##### SUPPLIED RECORDS

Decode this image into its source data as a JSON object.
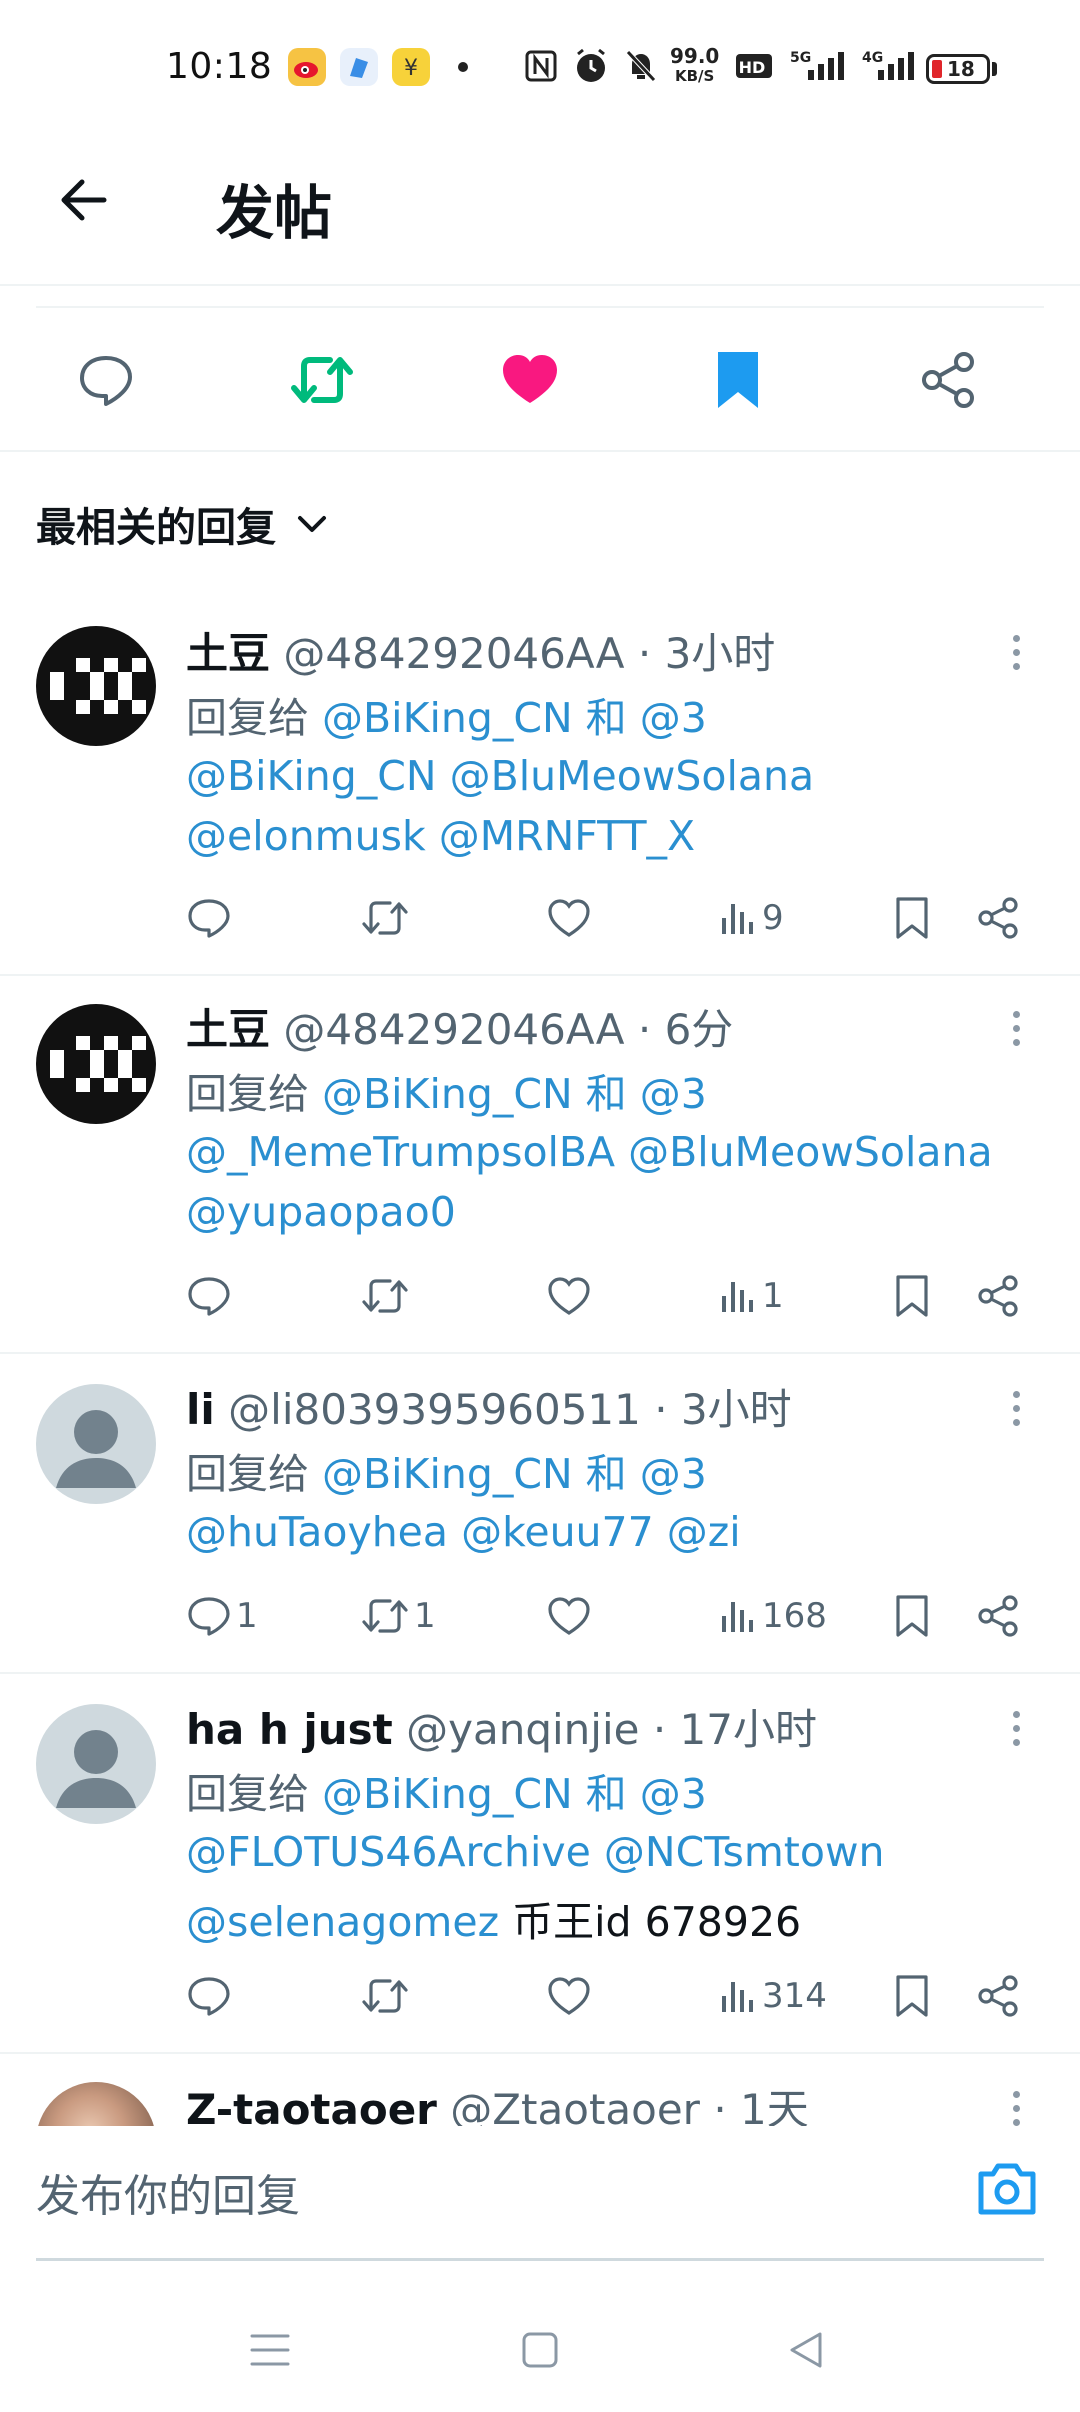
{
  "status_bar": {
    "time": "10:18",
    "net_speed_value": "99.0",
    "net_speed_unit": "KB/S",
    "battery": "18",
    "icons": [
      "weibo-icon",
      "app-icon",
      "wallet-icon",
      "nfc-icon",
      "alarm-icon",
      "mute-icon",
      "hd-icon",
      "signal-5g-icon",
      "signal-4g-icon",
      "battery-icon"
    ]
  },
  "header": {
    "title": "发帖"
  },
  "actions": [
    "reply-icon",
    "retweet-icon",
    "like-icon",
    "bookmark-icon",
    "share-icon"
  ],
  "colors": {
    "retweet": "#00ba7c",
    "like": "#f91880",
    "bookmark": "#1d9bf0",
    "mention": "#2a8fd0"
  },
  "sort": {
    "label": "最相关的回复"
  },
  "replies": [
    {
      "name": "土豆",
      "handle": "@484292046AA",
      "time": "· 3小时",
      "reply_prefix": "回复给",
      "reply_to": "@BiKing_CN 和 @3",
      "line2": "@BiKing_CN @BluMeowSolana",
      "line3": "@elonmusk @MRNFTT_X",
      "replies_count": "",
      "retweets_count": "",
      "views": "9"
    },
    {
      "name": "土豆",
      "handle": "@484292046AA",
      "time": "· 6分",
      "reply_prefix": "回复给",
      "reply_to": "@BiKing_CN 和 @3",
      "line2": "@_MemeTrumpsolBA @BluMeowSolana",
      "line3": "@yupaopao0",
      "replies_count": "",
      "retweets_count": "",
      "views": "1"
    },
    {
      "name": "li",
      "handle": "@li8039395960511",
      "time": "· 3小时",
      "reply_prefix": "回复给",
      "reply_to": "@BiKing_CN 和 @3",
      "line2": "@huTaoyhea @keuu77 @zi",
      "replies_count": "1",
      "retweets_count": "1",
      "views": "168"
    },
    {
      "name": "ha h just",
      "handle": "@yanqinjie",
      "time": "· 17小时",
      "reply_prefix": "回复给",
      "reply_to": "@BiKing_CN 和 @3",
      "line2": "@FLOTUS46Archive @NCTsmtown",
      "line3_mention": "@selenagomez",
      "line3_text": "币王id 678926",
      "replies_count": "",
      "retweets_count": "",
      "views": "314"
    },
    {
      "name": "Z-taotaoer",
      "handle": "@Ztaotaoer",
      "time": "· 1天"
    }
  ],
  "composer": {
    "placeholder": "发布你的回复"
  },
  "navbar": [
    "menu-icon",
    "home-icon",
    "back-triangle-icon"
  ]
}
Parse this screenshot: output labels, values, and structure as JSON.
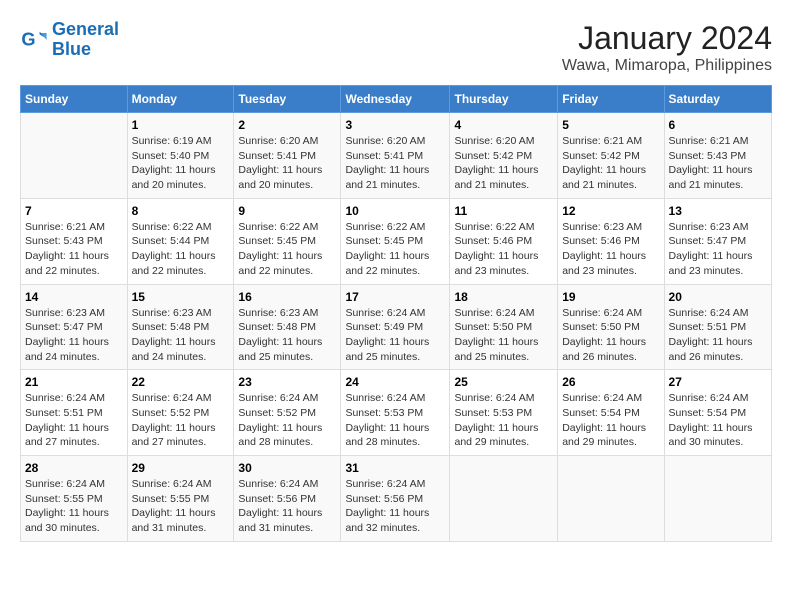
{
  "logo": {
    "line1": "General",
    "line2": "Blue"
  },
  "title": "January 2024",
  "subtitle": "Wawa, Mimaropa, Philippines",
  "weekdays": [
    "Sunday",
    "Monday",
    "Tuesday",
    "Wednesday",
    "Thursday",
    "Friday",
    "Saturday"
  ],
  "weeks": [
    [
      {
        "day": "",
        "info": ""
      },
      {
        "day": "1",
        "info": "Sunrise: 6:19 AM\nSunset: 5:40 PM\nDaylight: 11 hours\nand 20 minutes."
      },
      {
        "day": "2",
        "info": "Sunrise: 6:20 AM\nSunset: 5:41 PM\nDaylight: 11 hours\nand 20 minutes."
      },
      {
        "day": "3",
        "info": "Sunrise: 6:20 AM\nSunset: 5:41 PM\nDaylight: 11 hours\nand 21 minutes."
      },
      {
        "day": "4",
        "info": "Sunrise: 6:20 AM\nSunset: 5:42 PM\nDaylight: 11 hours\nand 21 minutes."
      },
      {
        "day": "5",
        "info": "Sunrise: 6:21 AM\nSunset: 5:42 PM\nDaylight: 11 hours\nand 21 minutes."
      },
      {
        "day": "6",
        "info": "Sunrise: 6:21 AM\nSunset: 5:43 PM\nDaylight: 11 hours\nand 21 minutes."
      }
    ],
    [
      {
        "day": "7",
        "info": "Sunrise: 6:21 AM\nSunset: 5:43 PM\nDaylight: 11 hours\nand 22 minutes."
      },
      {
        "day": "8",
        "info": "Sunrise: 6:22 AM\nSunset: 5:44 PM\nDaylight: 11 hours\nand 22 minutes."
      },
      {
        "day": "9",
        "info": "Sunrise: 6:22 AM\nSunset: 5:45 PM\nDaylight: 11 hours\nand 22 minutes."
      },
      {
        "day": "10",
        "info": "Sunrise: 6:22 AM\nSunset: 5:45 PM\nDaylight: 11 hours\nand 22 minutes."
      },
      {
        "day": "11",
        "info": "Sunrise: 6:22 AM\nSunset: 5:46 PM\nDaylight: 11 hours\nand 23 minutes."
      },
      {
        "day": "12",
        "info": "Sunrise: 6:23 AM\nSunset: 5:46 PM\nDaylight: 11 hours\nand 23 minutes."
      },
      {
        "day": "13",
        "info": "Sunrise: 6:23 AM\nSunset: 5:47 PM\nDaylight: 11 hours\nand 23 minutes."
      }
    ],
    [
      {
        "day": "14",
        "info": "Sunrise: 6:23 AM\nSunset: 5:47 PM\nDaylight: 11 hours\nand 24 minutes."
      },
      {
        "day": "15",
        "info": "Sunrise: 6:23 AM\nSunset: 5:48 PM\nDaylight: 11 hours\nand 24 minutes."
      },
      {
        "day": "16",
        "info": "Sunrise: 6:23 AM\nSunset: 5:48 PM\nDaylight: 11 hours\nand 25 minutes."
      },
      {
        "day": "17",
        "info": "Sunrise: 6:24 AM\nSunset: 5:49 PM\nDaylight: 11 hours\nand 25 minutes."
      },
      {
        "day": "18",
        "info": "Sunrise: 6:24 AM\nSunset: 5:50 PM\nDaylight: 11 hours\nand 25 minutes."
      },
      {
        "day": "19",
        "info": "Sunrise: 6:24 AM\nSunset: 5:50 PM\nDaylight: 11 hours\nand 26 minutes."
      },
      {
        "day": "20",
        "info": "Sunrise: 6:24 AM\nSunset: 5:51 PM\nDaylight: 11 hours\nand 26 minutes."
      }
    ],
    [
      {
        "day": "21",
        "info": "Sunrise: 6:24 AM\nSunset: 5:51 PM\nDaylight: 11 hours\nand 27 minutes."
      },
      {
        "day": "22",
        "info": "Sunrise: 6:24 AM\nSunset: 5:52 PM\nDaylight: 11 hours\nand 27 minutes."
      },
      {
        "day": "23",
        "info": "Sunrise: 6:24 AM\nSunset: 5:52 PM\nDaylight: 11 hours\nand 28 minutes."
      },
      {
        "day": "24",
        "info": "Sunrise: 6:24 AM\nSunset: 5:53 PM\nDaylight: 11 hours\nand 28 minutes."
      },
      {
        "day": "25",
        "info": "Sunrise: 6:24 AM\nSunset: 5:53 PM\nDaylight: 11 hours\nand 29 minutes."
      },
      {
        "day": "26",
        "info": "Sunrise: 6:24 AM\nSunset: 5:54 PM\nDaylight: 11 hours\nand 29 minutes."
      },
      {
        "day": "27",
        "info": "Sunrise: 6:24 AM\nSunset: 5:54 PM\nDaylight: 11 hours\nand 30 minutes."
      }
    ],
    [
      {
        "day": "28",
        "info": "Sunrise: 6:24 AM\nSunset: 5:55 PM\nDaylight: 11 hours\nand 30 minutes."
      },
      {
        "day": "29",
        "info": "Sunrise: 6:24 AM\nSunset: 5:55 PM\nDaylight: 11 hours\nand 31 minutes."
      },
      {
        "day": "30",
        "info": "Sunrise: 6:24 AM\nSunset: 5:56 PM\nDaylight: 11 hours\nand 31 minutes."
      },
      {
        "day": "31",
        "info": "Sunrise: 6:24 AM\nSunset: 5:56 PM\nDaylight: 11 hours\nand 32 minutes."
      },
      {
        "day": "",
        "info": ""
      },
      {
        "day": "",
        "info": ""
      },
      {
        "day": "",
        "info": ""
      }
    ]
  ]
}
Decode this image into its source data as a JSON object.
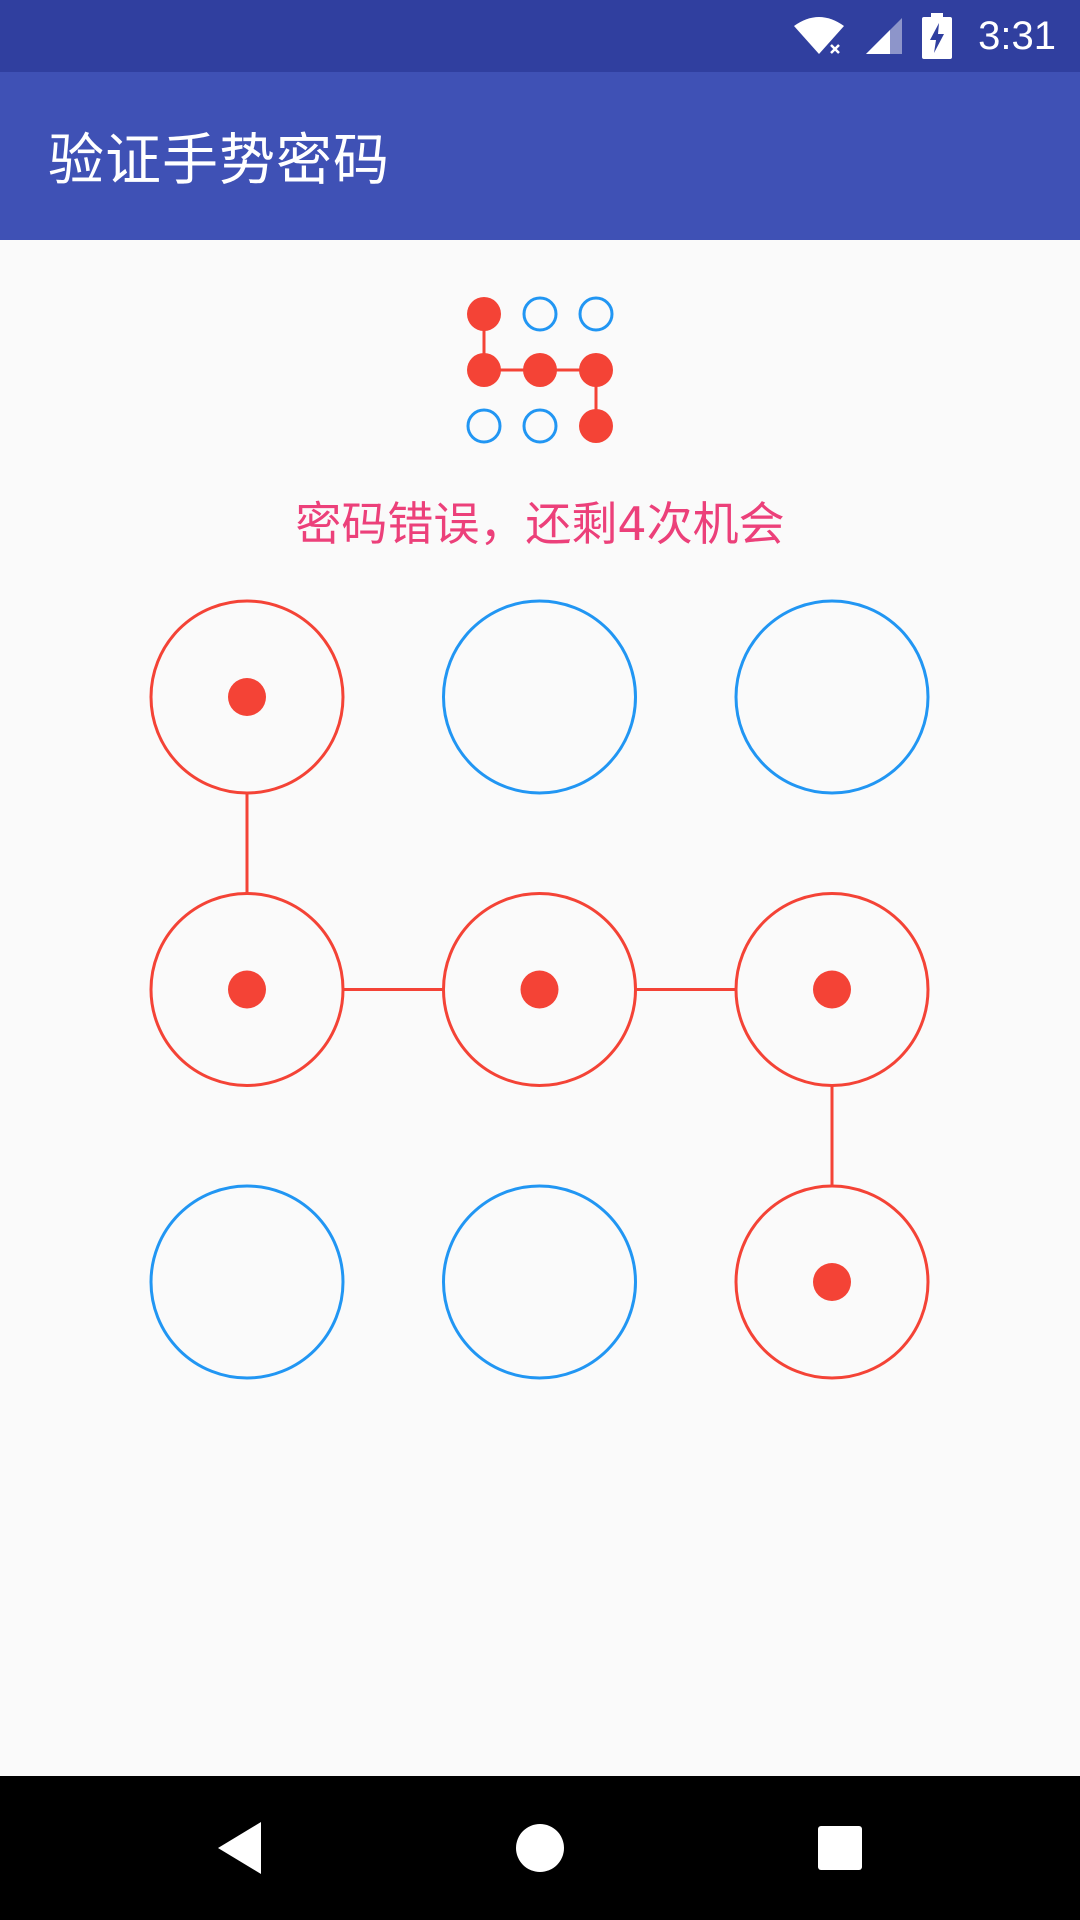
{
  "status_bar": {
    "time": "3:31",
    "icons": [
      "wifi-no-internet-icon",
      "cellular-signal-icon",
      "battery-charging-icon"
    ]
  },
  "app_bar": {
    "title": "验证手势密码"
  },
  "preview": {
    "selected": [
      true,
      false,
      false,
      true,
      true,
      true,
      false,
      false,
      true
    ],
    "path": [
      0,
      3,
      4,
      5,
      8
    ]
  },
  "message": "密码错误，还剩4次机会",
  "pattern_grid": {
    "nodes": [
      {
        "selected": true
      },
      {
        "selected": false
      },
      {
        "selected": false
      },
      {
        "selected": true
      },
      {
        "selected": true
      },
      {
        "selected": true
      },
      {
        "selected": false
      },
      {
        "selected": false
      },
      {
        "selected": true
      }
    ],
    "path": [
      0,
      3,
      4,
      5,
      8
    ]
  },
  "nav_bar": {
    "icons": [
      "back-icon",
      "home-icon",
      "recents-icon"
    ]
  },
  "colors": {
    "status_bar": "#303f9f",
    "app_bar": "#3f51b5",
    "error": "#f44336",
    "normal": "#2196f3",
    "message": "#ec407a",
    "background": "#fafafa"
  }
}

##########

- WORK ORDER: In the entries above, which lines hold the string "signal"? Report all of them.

- RESULT OF THIS EXERCISE:
      "signal-5g-icon",
      "signal-4g-icon",
      "cellular-signal-icon",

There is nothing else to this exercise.